After giving birth it is common that you will have vaginal bleeding and discharge (this is called lochia), even if you had a C-section. This is your body’s way of eliminating the extra blood and tissue that was used to grow and nourish your baby. Expect for this to be heavier at first (up to 10 days), but then taper off. Light bleeding and spotting can last up to six weeks after delivery. It is important that you use only sanitary pads during this time. Using tampons can introduce bacteria and lead to infection. Changing sanitary pads frequently helps reduce the risk of infection.

Care of Perineum

The perineum is the area between your vagina and anus. This area  will be sore and possibly swollen and have stitches called episiotomy after vaginal birth for several weeks. use a squirt bottle to rinse the perineum with warm water after using the toilet and sitting on an icepack several times a day for 10 minutes. will help relieve the pain. If you have stitches from a cesarean birth (C-section), skin stitches heal in 5-10 days The deeper stitches in will take longer to heal. 

Rest and Sleep

Allow your body to heal by getting plenty of rest. In the first few weeks, you need to let someone else take care of all responsibilities other than feeding your baby and taking care of yourself. Adjusting to a newborn's sleep patterns can be challenging, but getting adequate rest is crucial for postpartum recovery. Taking short naps when the baby sleeps and accepting help from family or friends for household chores can provide new mothers with the necessary rest they need to heal.

Nutritional Needs

Proper nutrition is essential during the postpartum period to support healing and breastfeeding. A balanced diet that includes fruits, vegetables, whole grains, lean proteins, and healthy fats can aid in replenishing nutrient stores. Drinking plenty of water and limiting caffeine and alcohol intake are also recommended.


Light walking and gentle stretching exercises can promote blood circulation and healing. Pelvic floor exercises, commonly known as Kegels, can help strengthen the pelvic floor muscles weakened during pregnancy and childbirth. These exercises can aid in bladder control, prevent urinary incontinence, and promote faster recovery. Consult with a healthcare provider on the appropriate technique and timing for performing these exercises. 

Breast Care

Engorgement and soreness are common during the early days of breastfeeding. Proper positioning and latching techniques can help prevent nipple soreness. Applying warm compresses or cold packs can provide relief. Expressing breast milk if engorgement occurs can also help relieve discomfort.

Emotional Well-being

Postpartum Blues

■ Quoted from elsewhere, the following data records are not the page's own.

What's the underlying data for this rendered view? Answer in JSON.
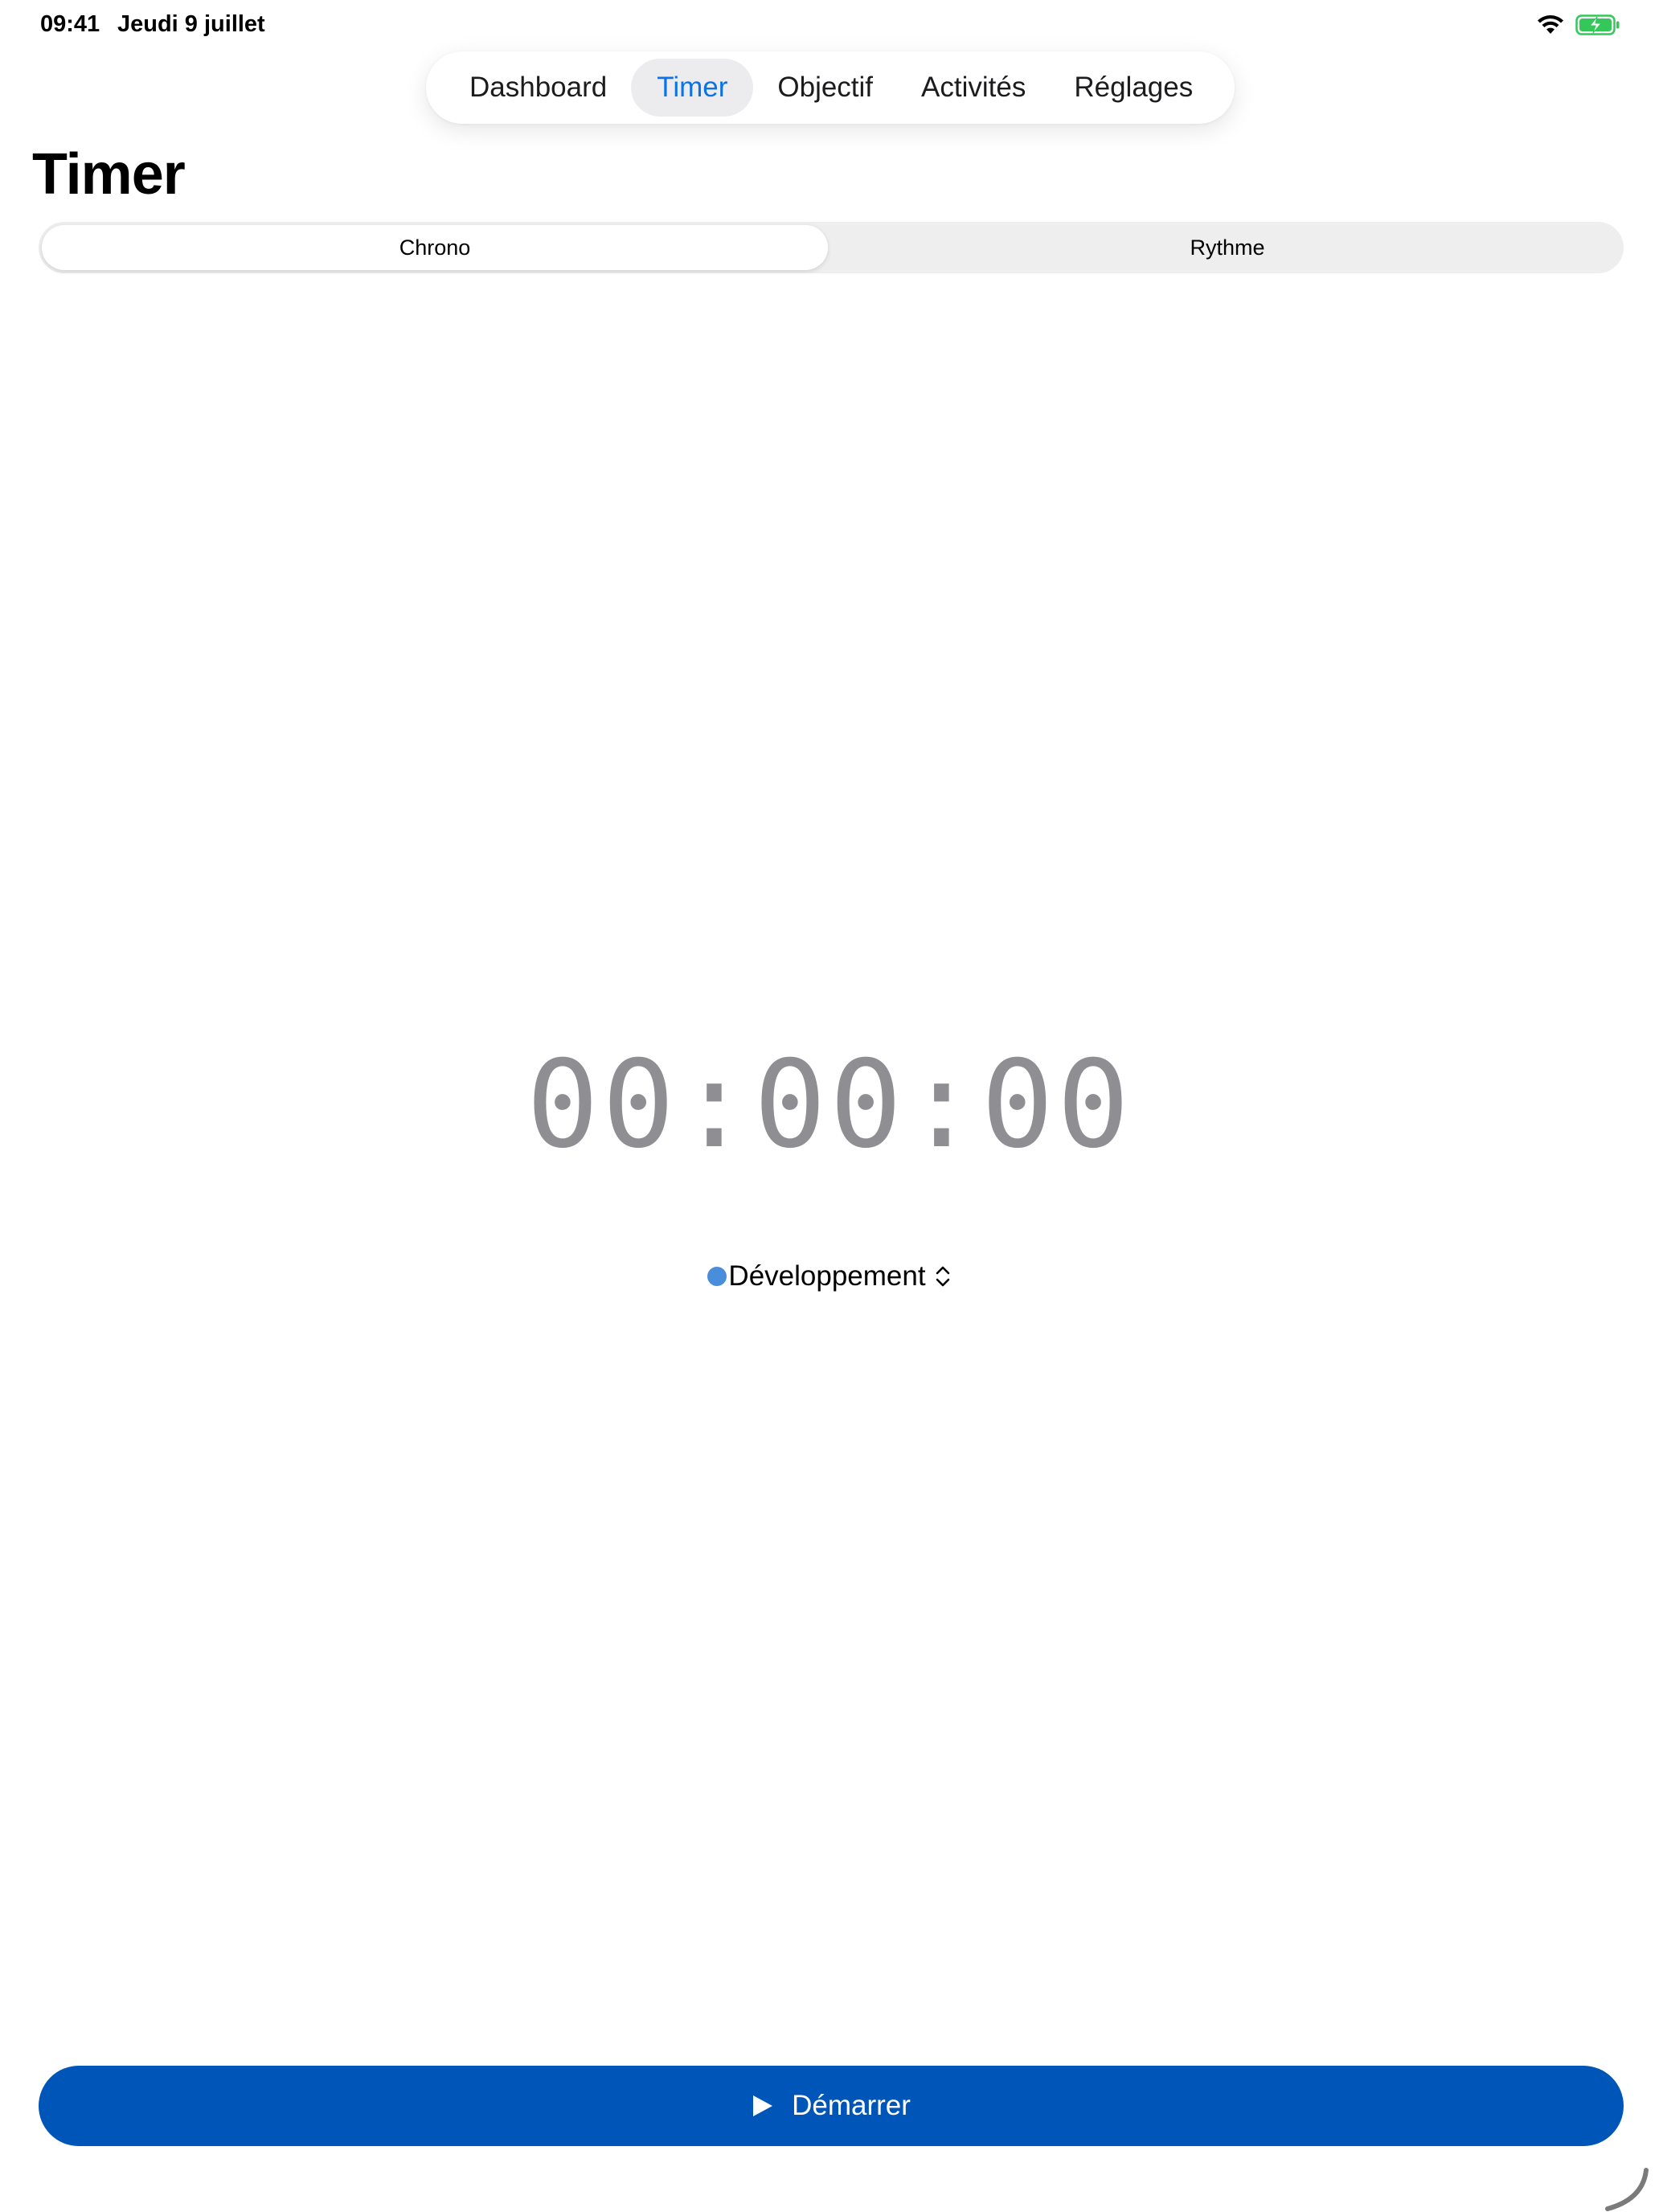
{
  "status_bar": {
    "time": "09:41",
    "date": "Jeudi 9 juillet",
    "wifi_icon": "wifi-icon",
    "battery_icon": "battery-charging-icon",
    "battery_color": "#34c759"
  },
  "tabbar": {
    "tabs": [
      {
        "label": "Dashboard",
        "active": false
      },
      {
        "label": "Timer",
        "active": true
      },
      {
        "label": "Objectif",
        "active": false
      },
      {
        "label": "Activités",
        "active": false
      },
      {
        "label": "Réglages",
        "active": false
      }
    ],
    "active_color": "#0a74e4"
  },
  "page": {
    "title": "Timer"
  },
  "segmented": {
    "options": [
      "Chrono",
      "Rythme"
    ],
    "selected": "Chrono"
  },
  "timer": {
    "display": "00:00:00"
  },
  "activity": {
    "name": "Développement",
    "color": "#4a8ddb",
    "icon": "chevron-up-down-icon"
  },
  "start_button": {
    "label": "Démarrer",
    "icon": "play-icon",
    "color": "#0056b8"
  }
}
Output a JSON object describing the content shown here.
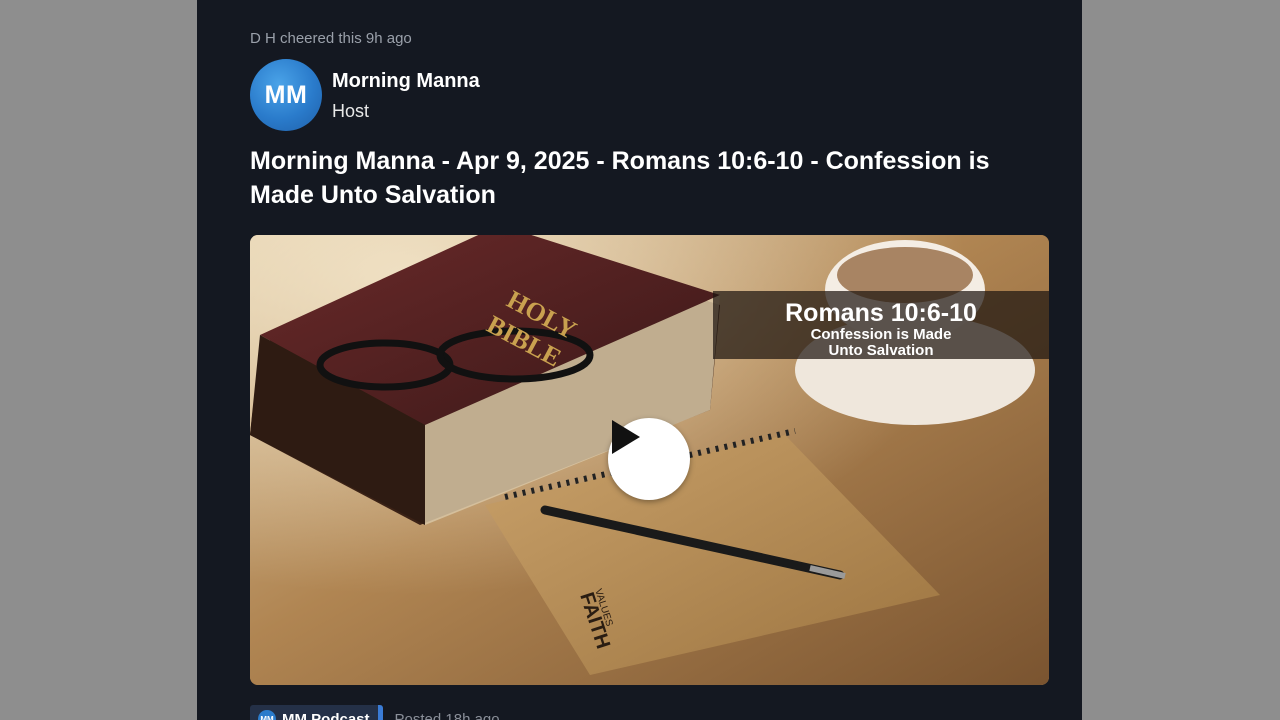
{
  "post": {
    "activity": "D H cheered this 9h ago",
    "avatar_initials": "MM",
    "author_name": "Morning Manna",
    "author_role": "Host",
    "title": "Morning Manna - Apr 9, 2025 - Romans 10:6-10 - Confession is Made Unto Salvation"
  },
  "media": {
    "banner_title": "Romans 10:6-10",
    "banner_line1": "Confession is Made",
    "banner_line2": "Unto Salvation",
    "bible_text_1": "HOLY",
    "bible_text_2": "BIBLE",
    "notebook_text_1": "FAITH",
    "notebook_text_2": "VALUES",
    "play_icon": "play-icon"
  },
  "footer": {
    "channel_label": "MM Podcast",
    "posted": "Posted 18h ago"
  },
  "colors": {
    "page_bg": "#8e8e8e",
    "panel_bg": "#141821",
    "avatar": "#2a7bcb",
    "chip_bg": "#243047",
    "chip_accent": "#3a7bd5"
  }
}
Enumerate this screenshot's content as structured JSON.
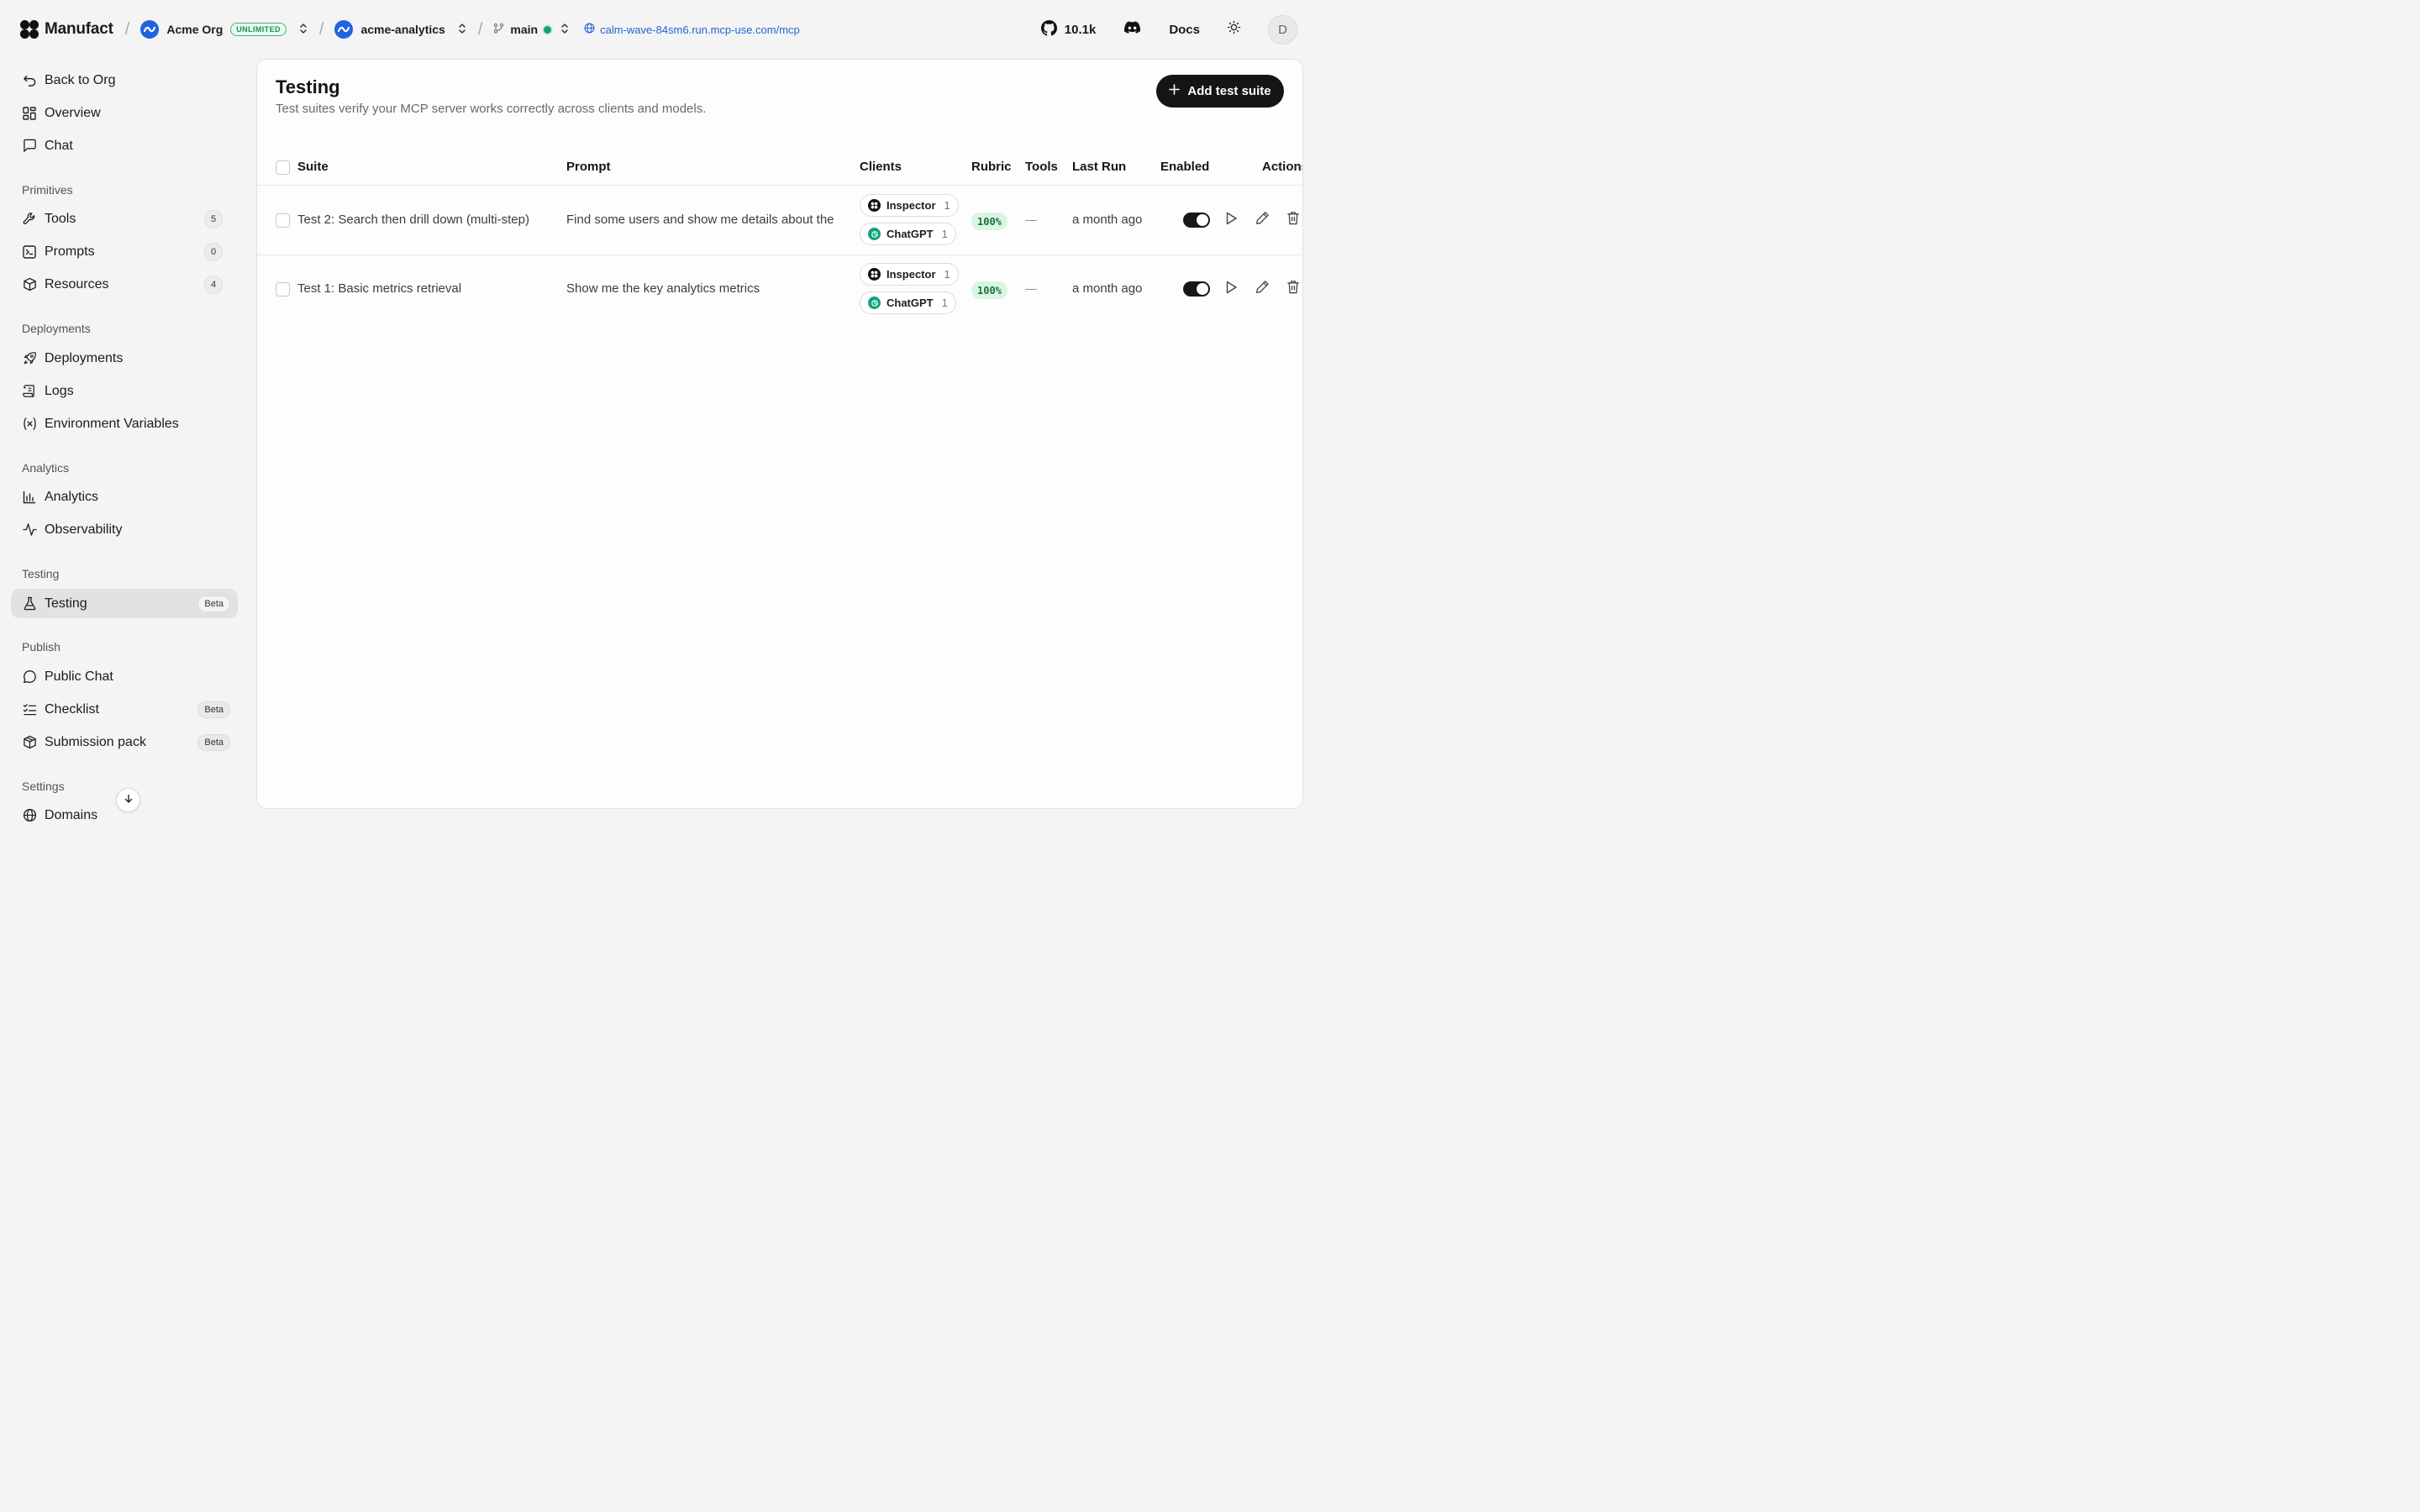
{
  "topbar": {
    "brand": "Manufact",
    "org": {
      "name": "Acme Org",
      "plan": "UNLIMITED"
    },
    "project": "acme-analytics",
    "branch": "main",
    "url": "calm-wave-84sm6.run.mcp-use.com/mcp",
    "github_stars": "10.1k",
    "docs_label": "Docs",
    "avatar_initial": "D",
    "separator": "/"
  },
  "sidebar": {
    "top": [
      {
        "label": "Back to Org",
        "icon": "undo-icon"
      },
      {
        "label": "Overview",
        "icon": "layout-grid-icon"
      },
      {
        "label": "Chat",
        "icon": "message-square-icon"
      }
    ],
    "sections": {
      "primitives": "Primitives",
      "deployments": "Deployments",
      "analytics": "Analytics",
      "testing": "Testing",
      "publish": "Publish",
      "settings": "Settings"
    },
    "primitives": [
      {
        "label": "Tools",
        "count": "5",
        "icon": "wrench-icon"
      },
      {
        "label": "Prompts",
        "count": "0",
        "icon": "terminal-square-icon"
      },
      {
        "label": "Resources",
        "count": "4",
        "icon": "box-icon"
      }
    ],
    "deployments": [
      {
        "label": "Deployments",
        "icon": "rocket-icon"
      },
      {
        "label": "Logs",
        "icon": "scroll-icon"
      },
      {
        "label": "Environment Variables",
        "icon": "variable-icon"
      }
    ],
    "analytics": [
      {
        "label": "Analytics",
        "icon": "bar-chart-icon"
      },
      {
        "label": "Observability",
        "icon": "activity-icon"
      }
    ],
    "testing": [
      {
        "label": "Testing",
        "badge": "Beta",
        "icon": "flask-icon"
      }
    ],
    "publish": [
      {
        "label": "Public Chat",
        "icon": "message-circle-icon"
      },
      {
        "label": "Checklist",
        "badge": "Beta",
        "icon": "list-checks-icon"
      },
      {
        "label": "Submission pack",
        "badge": "Beta",
        "icon": "package-icon"
      }
    ],
    "settings": [
      {
        "label": "Domains",
        "icon": "globe-icon"
      }
    ]
  },
  "main": {
    "title": "Testing",
    "subtitle": "Test suites verify your MCP server works correctly across clients and models.",
    "add_button": "Add test suite",
    "columns": [
      "Suite",
      "Prompt",
      "Clients",
      "Rubric",
      "Tools",
      "Last Run",
      "Enabled",
      "Actions"
    ],
    "rows": [
      {
        "suite": "Test 2: Search then drill down (multi-step)",
        "prompt": "Find some users and show me details about the",
        "clients": [
          {
            "name": "Inspector",
            "count": "1"
          },
          {
            "name": "ChatGPT",
            "count": "1"
          }
        ],
        "rubric": "100%",
        "tools": "—",
        "last_run": "a month ago",
        "enabled": true
      },
      {
        "suite": "Test 1: Basic metrics retrieval",
        "prompt": "Show me the key analytics metrics",
        "clients": [
          {
            "name": "Inspector",
            "count": "1"
          },
          {
            "name": "ChatGPT",
            "count": "1"
          }
        ],
        "rubric": "100%",
        "tools": "—",
        "last_run": "a month ago",
        "enabled": true
      }
    ]
  },
  "colors": {
    "accent_blue": "#1f63e0",
    "link_blue": "#2563d6",
    "status_green": "#16a36a",
    "rubric_bg": "#d9f6e3",
    "button_dark": "#151515"
  }
}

Many women experience mood swings, tearfulness, and anxiety, commonly known as the "baby blues," in the first few days after childbirth. These symptoms usually subside within a couple of weeks. Seeking emotional support from partners, family, or support groups can help alleviate these feelings.

Postpartum Depression (PPD)

It is a more severe and long-lasting form of emotional distress. It affects approximately 10-20% of women after childbirth. If feelings of sadness, hopelessness, or thoughts of self-harm persist beyond the first two weeks or worsen, it is essential to seek professional help from a healthcare provider.

Postpartum care is vital for new mothers to ensure a healthy recovery after giving birth. By focusing on physical recovery, emotional well-being, rest, nutrition, and pelvic floor exercises, women can support their bodies and minds during this transformative period. Remember to seek guidance from healthcare professionals if you have any concerns or experience persistent symptoms. Taking care of yourself is not selfish but essential for the well-being of both you and your baby.